“While consumer confidence looks to be reasonably positive, the interest rate hike during the month would have impacted sales during November negatively,” says Ghana Msibi, WesBank Executive Head of Sales and Marketing. “Further planned rate increases over the next 12 months will not bode well for new vehicle sales.”
Although the market numbers are down, consumer demand appears to remain robust. “Considering WesBank application data, consumers are clearly keen to buy cars,” says Msibi. “However, a lot of that demand has shifted to the used car market (69% of all applications were for used cars), indicative of the stress in the new car market as well as the worsening household situation with regard to disposable income and general affordability.”
WesBank data also shows that consumers are holding onto their cars for longer, combatting South African motorist’s affordability challenge. “While consumers have consistently financed their cars near the maximum period allowed for the past two years, the average period before settlement of those contracts has increased by six months,” said Msibi.
New passenger cars sales declined 5.4% compared to November last year to 31,054 units.

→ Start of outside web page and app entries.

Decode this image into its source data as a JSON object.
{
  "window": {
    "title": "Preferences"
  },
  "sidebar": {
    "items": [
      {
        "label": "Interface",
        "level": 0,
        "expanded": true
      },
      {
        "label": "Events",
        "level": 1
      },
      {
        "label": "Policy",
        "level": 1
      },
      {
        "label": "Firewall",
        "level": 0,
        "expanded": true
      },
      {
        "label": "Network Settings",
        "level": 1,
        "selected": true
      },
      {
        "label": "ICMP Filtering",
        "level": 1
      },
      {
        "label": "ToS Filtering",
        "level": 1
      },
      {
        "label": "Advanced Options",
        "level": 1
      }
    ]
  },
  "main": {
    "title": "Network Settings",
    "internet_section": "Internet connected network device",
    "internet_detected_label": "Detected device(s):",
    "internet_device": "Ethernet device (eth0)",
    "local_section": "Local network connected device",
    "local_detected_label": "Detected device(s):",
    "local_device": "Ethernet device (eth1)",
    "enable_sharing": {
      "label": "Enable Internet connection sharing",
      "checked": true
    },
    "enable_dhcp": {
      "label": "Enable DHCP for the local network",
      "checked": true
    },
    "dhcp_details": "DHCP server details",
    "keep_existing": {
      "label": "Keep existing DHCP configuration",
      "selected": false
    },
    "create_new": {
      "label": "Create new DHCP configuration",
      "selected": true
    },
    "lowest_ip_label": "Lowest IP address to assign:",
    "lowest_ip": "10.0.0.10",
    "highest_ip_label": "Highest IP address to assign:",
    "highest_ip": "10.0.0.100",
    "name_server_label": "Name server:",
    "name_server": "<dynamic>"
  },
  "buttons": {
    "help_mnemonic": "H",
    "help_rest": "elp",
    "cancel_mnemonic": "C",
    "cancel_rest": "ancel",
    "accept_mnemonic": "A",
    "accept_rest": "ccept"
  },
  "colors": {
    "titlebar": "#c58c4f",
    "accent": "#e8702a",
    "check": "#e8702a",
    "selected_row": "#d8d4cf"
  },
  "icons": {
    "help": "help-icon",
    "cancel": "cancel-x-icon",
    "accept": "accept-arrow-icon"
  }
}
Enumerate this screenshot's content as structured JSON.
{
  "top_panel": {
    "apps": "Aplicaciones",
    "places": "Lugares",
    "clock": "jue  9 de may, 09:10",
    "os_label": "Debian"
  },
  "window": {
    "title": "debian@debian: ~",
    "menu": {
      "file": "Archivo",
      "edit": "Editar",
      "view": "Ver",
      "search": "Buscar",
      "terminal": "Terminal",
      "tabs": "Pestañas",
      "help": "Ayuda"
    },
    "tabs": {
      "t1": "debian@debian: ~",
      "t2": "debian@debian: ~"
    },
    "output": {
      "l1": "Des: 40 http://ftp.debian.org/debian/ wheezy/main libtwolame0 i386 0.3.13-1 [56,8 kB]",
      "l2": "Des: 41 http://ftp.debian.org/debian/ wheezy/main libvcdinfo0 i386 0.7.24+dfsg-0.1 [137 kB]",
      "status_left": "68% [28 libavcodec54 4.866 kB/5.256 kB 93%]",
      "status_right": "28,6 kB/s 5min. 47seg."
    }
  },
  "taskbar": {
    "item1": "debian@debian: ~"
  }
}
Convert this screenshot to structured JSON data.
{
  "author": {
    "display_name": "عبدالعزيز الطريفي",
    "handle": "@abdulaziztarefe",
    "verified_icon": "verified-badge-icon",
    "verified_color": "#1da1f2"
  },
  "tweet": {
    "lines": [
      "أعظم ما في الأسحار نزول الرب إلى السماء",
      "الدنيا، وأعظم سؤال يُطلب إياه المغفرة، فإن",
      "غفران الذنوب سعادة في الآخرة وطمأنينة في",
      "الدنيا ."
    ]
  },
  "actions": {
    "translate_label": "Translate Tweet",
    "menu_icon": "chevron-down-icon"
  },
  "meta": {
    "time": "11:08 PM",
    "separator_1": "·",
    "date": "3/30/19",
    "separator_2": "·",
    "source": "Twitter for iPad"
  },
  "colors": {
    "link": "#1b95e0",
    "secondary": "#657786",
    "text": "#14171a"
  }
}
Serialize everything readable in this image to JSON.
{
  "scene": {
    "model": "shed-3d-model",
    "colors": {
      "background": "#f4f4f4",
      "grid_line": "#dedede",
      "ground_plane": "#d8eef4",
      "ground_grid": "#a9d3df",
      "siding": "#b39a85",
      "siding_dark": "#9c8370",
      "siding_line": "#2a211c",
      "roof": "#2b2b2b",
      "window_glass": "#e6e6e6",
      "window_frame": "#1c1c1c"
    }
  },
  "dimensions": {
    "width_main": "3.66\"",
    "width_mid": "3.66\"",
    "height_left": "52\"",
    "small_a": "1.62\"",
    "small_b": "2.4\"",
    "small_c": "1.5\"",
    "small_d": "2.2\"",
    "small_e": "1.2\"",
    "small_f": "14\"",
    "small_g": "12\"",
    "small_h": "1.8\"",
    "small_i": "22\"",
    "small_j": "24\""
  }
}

Dealer channel sales have largely supported the market this year (up 1.1% year-to-date), while re-fleeting by the rentals towards the end of this year (November sales were up 11.2% year-on-year) has buoyed sales to some extent.
Government has clearly been more prudent in their expenditure with fewer passenger car sales recorded during 2018, rather showing investment in commercial vehicles, a positive indication of industrialisation and potential economic improvement.
Light Commercial Vehicle sales slowed 6.1% year-on-year to 13,695 units, but positive sentiment in Medium, Heavy and Extra Heavy Commercial Vehicles (up 1.3%, 4% and 12.7% year-to-date respectively) gives some assurance towards economic activity in the country.
Given the outlook for interest rates and fuel prices, there are some considerations to inform vehicle purchase decisions into 2019. Keeping bonuses for deposits can save a lot in interest charges and there is a good opportunity to look for better offers from manufacturers with clever incentive schemes towards the end of the year. Also remember that new vehicle prices are expected to increase in January, giving consumers an opportunity to conclude a deal during December at 2018 values and register their vehicle in 2019, thereby taking the extra value in the car when it comes to trading it in. New vehicles also offer a host of new technologies to improve fuel efficiency, impacting your monthly fuel bill and potential disposable income.
|Top-10 best-selling passenger vehicles||Top-10 best-selling light commercial vehicles|
|VW Polo||2529||Toyota Hilux||3235|
|VW Polo Vivo||2427||Ford Ranger||2506|
|Ford Figo||1195||Nissan NP200||1698|
|Ford Fiesta||980||Toyota Quantum||1694|
|Toyota Fortuner||886||Isuzu KB||815|
|Toyota Corolla Quest||880||Nissan NP300||761|
|Renault Kwid||847||Isuzu D-MAX||603|
|Toyota Yaris||746||Hyundai H100 Bakkie||298|
|Toyota Etios||731||VW Amarok||273|
|Hyundai Grand i10||726||Nissan Hardbody||241|
* Sales figures are supplied by Naamsa and exclude non-reporting manufacturers.